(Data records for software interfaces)
<<<<

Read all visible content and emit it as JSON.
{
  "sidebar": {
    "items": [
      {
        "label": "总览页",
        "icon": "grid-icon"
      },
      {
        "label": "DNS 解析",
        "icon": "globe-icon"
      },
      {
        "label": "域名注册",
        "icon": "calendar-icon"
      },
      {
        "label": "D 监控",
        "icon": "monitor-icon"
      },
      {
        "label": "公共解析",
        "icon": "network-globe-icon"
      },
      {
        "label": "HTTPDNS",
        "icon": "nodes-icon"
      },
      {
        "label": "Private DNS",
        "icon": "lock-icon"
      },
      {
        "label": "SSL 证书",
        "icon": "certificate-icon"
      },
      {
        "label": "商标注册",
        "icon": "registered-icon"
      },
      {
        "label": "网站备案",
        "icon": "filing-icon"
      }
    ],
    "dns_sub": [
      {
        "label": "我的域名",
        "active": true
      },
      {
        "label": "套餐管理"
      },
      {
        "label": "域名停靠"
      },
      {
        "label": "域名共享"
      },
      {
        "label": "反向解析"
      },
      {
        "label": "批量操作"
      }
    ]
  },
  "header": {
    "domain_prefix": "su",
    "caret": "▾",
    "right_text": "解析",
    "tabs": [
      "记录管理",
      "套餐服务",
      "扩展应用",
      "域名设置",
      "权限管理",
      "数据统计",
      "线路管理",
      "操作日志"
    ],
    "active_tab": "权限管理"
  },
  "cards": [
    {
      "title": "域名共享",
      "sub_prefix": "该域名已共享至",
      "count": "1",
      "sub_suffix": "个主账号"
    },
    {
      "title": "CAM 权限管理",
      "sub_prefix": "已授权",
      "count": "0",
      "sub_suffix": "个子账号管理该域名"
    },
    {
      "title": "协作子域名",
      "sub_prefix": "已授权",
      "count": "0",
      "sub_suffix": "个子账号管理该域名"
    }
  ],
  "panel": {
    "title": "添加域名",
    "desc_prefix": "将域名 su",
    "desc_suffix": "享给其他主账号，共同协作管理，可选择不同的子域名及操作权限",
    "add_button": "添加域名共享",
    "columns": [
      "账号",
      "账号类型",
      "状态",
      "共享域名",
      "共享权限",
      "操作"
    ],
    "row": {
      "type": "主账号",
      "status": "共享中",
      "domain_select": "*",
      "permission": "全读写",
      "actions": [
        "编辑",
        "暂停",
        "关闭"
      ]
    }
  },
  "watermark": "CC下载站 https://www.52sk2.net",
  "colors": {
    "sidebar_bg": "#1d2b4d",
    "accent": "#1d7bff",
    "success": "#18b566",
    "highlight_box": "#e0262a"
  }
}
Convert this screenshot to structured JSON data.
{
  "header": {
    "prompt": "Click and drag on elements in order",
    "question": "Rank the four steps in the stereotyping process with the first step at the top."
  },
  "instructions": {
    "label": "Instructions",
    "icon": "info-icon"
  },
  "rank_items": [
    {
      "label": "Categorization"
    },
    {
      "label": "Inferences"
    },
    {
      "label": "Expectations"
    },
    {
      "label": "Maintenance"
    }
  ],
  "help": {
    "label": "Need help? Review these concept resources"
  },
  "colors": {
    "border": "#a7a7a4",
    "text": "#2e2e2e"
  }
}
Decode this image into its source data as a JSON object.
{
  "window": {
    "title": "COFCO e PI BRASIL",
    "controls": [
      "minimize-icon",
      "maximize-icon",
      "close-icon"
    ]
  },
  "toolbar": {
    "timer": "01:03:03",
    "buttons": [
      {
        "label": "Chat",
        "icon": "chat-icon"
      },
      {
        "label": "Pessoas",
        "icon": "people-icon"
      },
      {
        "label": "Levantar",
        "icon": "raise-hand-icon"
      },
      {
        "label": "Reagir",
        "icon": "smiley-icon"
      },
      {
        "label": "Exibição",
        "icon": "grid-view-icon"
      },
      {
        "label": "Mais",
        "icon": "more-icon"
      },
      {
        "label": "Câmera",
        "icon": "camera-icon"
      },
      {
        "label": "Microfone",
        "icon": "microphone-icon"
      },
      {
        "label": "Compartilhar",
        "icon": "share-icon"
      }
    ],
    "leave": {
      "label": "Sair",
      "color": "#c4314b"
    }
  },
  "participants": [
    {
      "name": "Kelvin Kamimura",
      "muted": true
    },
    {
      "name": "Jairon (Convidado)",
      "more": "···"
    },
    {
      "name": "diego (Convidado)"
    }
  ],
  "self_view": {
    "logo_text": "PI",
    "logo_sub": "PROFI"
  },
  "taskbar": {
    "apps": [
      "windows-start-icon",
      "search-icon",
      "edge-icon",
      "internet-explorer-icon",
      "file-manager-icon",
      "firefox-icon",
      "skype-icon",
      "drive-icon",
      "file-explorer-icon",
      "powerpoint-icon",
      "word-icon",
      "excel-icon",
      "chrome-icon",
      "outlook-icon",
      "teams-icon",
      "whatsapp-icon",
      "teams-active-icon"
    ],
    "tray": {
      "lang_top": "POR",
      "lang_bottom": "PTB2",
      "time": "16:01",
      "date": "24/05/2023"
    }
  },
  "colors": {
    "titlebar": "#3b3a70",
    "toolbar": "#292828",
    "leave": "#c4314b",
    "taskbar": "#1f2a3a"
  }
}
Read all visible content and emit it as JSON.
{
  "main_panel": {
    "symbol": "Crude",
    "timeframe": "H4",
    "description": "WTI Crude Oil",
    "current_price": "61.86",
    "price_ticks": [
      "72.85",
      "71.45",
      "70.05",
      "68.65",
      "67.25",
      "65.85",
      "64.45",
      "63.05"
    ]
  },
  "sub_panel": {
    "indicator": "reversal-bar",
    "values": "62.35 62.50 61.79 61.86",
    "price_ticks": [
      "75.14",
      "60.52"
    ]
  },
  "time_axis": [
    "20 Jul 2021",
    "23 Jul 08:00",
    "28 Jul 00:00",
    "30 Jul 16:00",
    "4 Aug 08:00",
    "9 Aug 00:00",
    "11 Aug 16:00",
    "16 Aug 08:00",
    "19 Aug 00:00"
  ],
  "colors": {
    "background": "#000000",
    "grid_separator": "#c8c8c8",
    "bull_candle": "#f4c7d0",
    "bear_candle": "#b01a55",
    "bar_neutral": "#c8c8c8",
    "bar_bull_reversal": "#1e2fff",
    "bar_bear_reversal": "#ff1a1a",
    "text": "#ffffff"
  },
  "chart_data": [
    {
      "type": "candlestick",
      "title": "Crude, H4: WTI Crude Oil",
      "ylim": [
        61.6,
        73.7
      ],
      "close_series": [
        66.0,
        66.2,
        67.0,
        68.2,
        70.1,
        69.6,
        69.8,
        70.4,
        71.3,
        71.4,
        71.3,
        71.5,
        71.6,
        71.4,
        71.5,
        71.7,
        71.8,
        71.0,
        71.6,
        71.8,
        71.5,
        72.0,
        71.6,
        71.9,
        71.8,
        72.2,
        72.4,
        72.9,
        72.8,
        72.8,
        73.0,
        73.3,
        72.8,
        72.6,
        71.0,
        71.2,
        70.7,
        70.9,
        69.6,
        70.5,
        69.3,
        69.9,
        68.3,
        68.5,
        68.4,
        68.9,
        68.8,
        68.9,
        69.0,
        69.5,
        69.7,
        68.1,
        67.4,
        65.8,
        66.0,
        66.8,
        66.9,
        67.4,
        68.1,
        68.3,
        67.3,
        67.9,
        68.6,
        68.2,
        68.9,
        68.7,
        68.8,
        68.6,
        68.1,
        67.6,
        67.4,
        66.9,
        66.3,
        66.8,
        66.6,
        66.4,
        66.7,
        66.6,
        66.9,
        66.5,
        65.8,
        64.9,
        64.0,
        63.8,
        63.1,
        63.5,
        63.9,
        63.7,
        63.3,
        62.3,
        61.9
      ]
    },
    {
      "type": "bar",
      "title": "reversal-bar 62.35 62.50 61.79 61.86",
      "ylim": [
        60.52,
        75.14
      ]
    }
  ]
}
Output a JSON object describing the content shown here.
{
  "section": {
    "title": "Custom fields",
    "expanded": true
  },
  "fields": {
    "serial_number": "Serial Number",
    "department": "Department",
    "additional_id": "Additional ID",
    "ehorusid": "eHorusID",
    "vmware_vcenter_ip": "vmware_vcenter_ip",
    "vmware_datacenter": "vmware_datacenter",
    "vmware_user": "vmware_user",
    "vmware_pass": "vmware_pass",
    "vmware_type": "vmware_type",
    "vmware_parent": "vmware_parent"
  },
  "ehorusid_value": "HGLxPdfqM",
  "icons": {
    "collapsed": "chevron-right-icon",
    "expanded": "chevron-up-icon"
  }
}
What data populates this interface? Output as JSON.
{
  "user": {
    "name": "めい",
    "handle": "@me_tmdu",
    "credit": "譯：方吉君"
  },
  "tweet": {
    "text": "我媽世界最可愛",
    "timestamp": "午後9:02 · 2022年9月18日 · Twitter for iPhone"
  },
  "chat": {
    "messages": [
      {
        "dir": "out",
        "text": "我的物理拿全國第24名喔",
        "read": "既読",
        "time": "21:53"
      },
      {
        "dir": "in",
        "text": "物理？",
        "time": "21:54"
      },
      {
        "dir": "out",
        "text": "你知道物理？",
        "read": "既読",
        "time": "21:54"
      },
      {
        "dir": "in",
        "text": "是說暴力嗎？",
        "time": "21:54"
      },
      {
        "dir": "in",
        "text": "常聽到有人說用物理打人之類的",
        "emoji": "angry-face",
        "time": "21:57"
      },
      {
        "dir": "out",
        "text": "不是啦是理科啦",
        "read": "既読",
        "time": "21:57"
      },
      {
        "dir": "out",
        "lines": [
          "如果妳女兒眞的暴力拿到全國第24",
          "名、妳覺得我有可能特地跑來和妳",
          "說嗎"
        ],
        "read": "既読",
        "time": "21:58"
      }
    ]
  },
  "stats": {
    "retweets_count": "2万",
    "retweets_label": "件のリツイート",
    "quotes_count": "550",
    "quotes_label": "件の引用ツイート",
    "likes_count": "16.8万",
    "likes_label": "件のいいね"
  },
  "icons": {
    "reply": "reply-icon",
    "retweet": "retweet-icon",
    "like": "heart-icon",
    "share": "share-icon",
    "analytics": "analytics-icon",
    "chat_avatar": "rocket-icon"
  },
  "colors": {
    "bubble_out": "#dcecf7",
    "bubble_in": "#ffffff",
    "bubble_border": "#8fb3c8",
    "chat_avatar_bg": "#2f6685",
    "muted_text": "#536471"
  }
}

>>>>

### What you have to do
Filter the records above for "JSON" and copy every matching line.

### Written response
Read all visible content and emit it as JSON.
Convert this screenshot to structured JSON data.
Decode this image into its source data as a JSON object.
Read all visible content and emit it as JSON.
Output a JSON object describing the content shown here.
What data populates this interface? Output as JSON.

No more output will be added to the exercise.